FV = £20,000 x (1 + (10% / 1) ^ (1 x 1) = £22,000

 

This equation can be expanded on to look at the future sum in current day sterling prices. Lets take the above example of £20,000 at a 4% interest rate over a 1 year period.

PV = £20,000 / (1 + (4% / 1) ^ (1 x 1) = £19,230

 

Compounding Periods via Future Value Equation:

While somewhat more complicated, the # of compounding periods has a significant effect on the TVM output.

When using the above illustrations, the changes to the periods of compounding for quarterly, monthly and daily would be calculated as follows:

Quarterly Compounding:

FV = £20,000 x (1 + (10% / 4)) ^ (4 x 1) = £22,076

 

Monthly Compounding:

FV = £20,000 x (1 + (10% / 12)) ^ (12 x 1) = £22,094

 

Daily Compounding:

FV = £20,000 x (1 + (10% / 365)) ^ (365 x 1) = £22,103

 

The above calculations of the Time Value of Money indicate that the number of times the capital is compounded has a direct effect on the returns received. This is due to interest being paid on interest a greater number of times over the same time horizon which in this case is 1 year.

 

Compounding: Why it Matters

Einstein is once believed to have said “The most powerful force in the world is compound interest”, and without hesitation, Buffet responds “Compound interest” whenever asked for the single largest factor behind his success. Such illustrious minds have rarely been wrong regarding their prospective fields, and thus we should indeed sit up and take note.

It is important to start putting aside some capital as soon as you can, whether this is for upcoming goals, such as weddings, or long term aspirations, such as that yacht, investing matters. The trick is to start small, and more importantly, as soon as you can.

This way, you can take the most advantage out of compound returns, and the almost magical effect on your capital growth. This is long term thinking, and the amount you put in now is less important compared to how long your money has to grow.

The idea of compound interest is that money makes money, you can earn interest on interest earned at, for example, your local bank account.

The chart below shows the staggering differences between starting to invest at 25 and 35 years of age, and the outcomes based on retiring at 65. It shows how one saver, who invests for 10 years, end up with more total capital than Bill, who spent 30 years.

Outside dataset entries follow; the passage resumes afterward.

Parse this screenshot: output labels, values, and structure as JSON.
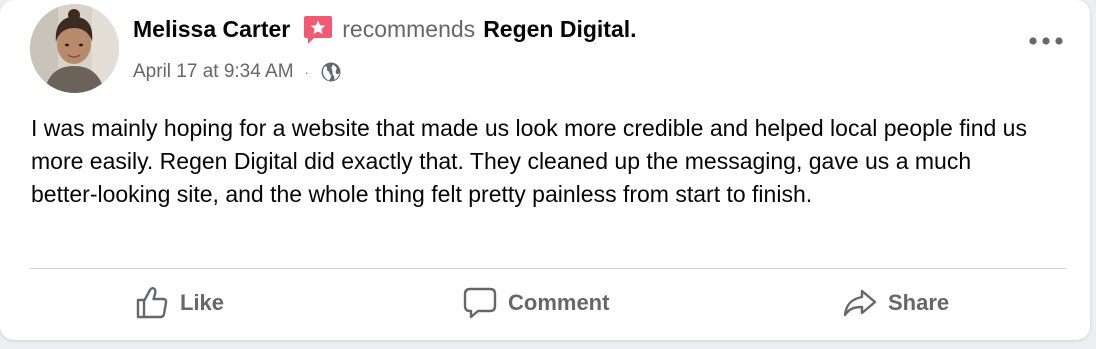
{
  "post": {
    "author": "Melissa Carter",
    "verb": "recommends",
    "page_name": "Regen Digital.",
    "timestamp": "April 17 at 9:34 AM",
    "separator": "·",
    "privacy_icon": "globe-icon",
    "body": "I was mainly hoping for a website that made us look more credible and helped local people find us more easily. Regen Digital did exactly that. They cleaned up the messaging, gave us a much better-looking site, and the whole thing felt pretty painless from start to finish."
  },
  "actions": {
    "like_label": "Like",
    "comment_label": "Comment",
    "share_label": "Share"
  },
  "icons": {
    "badge": "recommend-badge-icon",
    "more": "more-options-icon",
    "like": "thumbs-up-icon",
    "comment": "comment-bubble-icon",
    "share": "share-arrow-icon"
  },
  "colors": {
    "badge": "#f05a72",
    "secondary_text": "#65676b",
    "primary_text": "#050505"
  }
}
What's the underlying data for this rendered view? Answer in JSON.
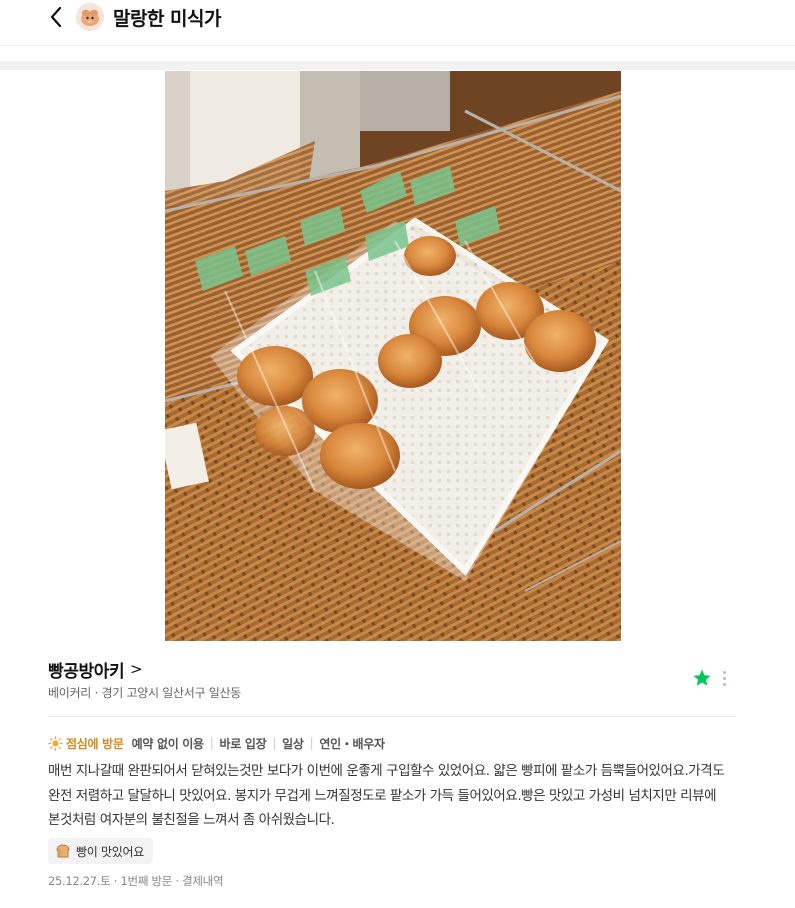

The same principle works when you invest in stocks or mutual funds, where annual returns are, on average, higher than they are at the bank. With compounded returns, the money your investments earn one year will earn money for you in following years — as long as you reinvest it.

 

Here are a few more examples with varying rates of returns:

For example, if you invest 100 pounds a month for 40 years at a modest 5% rate of return, you will have more than 150,000 pounds in total.

At 6%, almost 200 000.

Assuming you make good investments, at 10%, almost 600 000.

On a total investment of 60 000, this is 10 times the initial investment.

 

This often leads to the question of “Why don’t retirement savings work the same way, providing similar returns?”.

The truth is some do, there are some great funds that have performance at around these levels. One example is Horizon Capital, who generated returns of 24% over the last 12 months in its high risk fund.

Otherwise, it is likely that these returns are being made, but that the fees charged by brokers, traders, and wealth managers often leave the investor with very little reward.

To end with a final quote, “The aim of the wise is not to secure pleasure, but to avoid pain.” – Aristotle, and that’s why compound interest matters.